Meanwhile, farmers in Haryana, Punjab, and UP continue to defy the crop-burning ban over lack of time between the crops and financial incentives. They have barely three weeks between October-end and mid-November to clear paddy stubble and sow wheat crop. Farmers say they want the government to pay at least a bonus of ₹ 100 per quintal on paddy to manage stubble, and claim that subsidies for machines are inadequate to meet requirements.

India launches national knowledge network (NKN) to back national clean air plan (NCAP)

Centre launched National Knowledge Network (NKN) of IITs/Labs/Universities across 18 states to back its pet National Clean Air Plan (NCAP) as its knowledge partner. Launched earlier this year, in January, the NCAP identified 102 non-attainable cities across the country as the long-term target of its clean air mission. The plan aims to drive state pollution control boards to deliver the national target: 20-30% reduction in air pollution in the next five years with 2019 as base year.

The Indian Institute of Technology, Kanpur (IIT-K) has been set as NKN’s nodal institution. Prof. Sachchida Nand Tripathi,  the national nodal faculty for NKN network said state Pollution boards will be the key players to curb pollution, technical institutes will provide regular inputs to SPCBs and work towards reduction of pollution sources across key cities. The conference was attended by members from United Nations Environmental Program (UNEP), World Bank, Bloomberg Philanthropies, Shakti Foundation, along with clean air start-ups.

Delhi to get BS VI-compliant vehicles by 2020, will check air pollution: Prakash Javadekar

Union environment minister Prakash Javadekar said BS VI-compliant vehicles will be coming to Delhi by April 2020, which will lead to “great reduction in air pollution from vehicles.” Private vehicles are a major cause of Delh’s pollution. Bharat Stage VI fuel and emission standards envisage low sulphur fuel and also cut harmful nitrogen dioxide by 70% in diesel and 25% in petrol cars. Cancerous PM 2.5 and PM 10 will also drop by 80% under BS VI norms, while the cost of cars is set to rise by about ₹ 1 Lakh for diesel and about ₹ 25,000- ₹ 50,000 for petrol cars. BS VI fuel is estimated to be costlier by ₹ 2. The Supreme Court has ordered all vehicles to shift to cleaner BS VI norms, skipping BS V. BS standards are based on European emission norms. BS norms were introduced in 2000, and have since become very stringent. 

Surat’s unique particulate matter trading scheme was designed by economist nobel couple

The Economics Nobel laureates for 2019, Abhijit Banerjee and Esther Dufflo’s Abdul Latif Jameel Poverty Action Lab (J-PAL), set up the world’s first particulate matter Emission Trading Scheme (ETS) in Surat, Gujarat. So far, 155 industrial units are trading particulate matter in a region where air pollution levels are high. The scheme is devised to bring down both, the air pollution and the cost of compliance for the industry.

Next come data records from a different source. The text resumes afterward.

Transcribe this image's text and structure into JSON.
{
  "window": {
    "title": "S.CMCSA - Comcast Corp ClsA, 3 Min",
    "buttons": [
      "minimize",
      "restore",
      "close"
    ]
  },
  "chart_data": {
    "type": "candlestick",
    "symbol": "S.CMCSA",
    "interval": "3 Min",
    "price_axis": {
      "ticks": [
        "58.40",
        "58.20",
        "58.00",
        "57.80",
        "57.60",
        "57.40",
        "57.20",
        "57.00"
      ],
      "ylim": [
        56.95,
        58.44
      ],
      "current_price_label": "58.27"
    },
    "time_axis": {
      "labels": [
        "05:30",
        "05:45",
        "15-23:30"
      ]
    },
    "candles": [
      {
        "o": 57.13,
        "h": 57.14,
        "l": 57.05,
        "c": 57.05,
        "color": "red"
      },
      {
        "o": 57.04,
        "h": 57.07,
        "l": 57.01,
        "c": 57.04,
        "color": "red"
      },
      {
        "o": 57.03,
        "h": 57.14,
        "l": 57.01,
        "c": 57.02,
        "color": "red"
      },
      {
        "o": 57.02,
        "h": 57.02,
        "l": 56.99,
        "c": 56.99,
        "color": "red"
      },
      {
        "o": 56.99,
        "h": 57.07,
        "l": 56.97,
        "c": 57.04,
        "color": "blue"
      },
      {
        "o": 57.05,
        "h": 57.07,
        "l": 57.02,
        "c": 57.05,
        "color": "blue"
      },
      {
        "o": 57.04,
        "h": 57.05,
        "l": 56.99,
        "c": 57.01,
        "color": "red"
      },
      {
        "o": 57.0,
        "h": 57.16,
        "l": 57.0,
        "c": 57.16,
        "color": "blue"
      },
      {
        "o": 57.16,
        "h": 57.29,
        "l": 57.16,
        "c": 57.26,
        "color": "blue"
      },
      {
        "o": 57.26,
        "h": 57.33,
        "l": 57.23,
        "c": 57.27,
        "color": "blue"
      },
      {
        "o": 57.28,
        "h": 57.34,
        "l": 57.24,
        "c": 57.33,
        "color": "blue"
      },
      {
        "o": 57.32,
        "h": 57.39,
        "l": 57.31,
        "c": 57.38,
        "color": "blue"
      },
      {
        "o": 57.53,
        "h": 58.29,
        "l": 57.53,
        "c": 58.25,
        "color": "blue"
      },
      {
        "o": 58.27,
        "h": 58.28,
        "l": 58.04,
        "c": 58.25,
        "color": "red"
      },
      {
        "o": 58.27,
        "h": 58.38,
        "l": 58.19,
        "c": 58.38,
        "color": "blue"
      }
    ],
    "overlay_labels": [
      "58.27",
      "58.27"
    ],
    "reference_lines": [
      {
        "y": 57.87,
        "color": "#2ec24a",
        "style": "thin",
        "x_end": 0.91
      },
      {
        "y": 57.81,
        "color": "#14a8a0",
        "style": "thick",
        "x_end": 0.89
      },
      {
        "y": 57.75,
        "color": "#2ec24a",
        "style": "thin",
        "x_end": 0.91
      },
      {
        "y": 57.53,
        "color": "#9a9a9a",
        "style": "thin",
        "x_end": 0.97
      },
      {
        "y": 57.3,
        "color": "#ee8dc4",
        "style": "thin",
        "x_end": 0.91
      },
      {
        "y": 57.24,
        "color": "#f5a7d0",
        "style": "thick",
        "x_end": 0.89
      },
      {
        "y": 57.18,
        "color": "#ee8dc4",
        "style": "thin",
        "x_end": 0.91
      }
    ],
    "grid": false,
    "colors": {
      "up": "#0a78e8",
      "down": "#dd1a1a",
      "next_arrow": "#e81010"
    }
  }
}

While there are trading schemes to curb pollution in other countries, none of them are for particulate matter emissions. Live trading began last month with 88 industries taking part in the first round, out of the 155 that have joined ETS so far. Emission permits worth ₹ 2.78 lakh were traded by units spread over an area of 50-30 sq km.